EXERCISE AIM |
Every line containing the string "Test" should be returned from the records.

#### PROVIDED RECORDS ####

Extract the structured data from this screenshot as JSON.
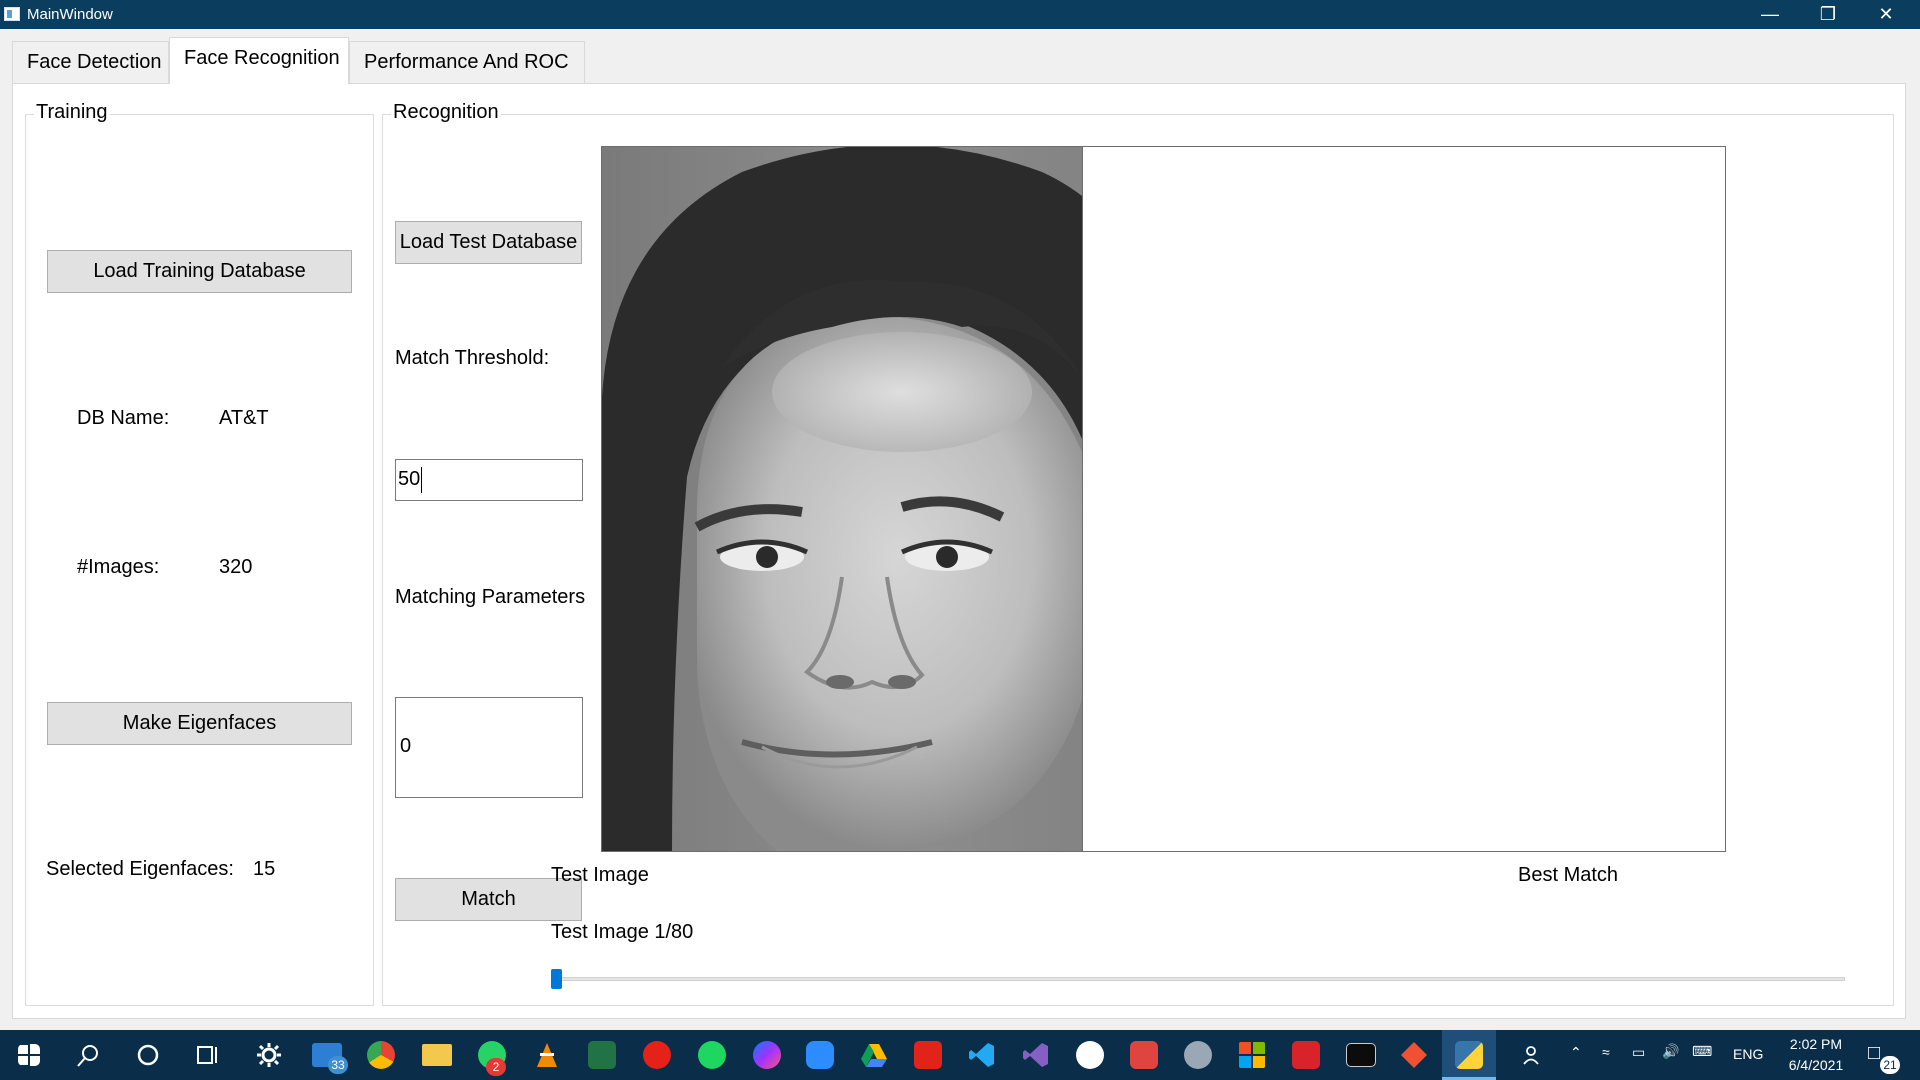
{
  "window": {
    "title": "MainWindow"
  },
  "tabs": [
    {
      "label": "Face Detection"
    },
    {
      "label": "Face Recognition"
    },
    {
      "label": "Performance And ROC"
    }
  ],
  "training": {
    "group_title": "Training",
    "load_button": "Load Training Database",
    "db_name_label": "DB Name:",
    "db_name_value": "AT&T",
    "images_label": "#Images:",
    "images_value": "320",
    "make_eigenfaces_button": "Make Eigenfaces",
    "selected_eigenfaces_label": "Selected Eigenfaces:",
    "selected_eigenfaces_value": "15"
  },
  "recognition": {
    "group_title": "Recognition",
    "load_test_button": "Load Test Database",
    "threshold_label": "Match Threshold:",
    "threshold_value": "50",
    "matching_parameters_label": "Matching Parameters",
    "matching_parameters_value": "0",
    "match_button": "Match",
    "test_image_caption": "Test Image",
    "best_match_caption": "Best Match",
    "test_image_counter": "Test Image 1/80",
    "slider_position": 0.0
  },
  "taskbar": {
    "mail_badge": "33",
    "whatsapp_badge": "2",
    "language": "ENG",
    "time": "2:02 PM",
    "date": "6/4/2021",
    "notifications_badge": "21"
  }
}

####

EXPECTED ANSWER |
    "load_test_button": "Load Test Database",
    "test_image_caption": "Test Image",
    "test_image_counter": "Test Image 1/80",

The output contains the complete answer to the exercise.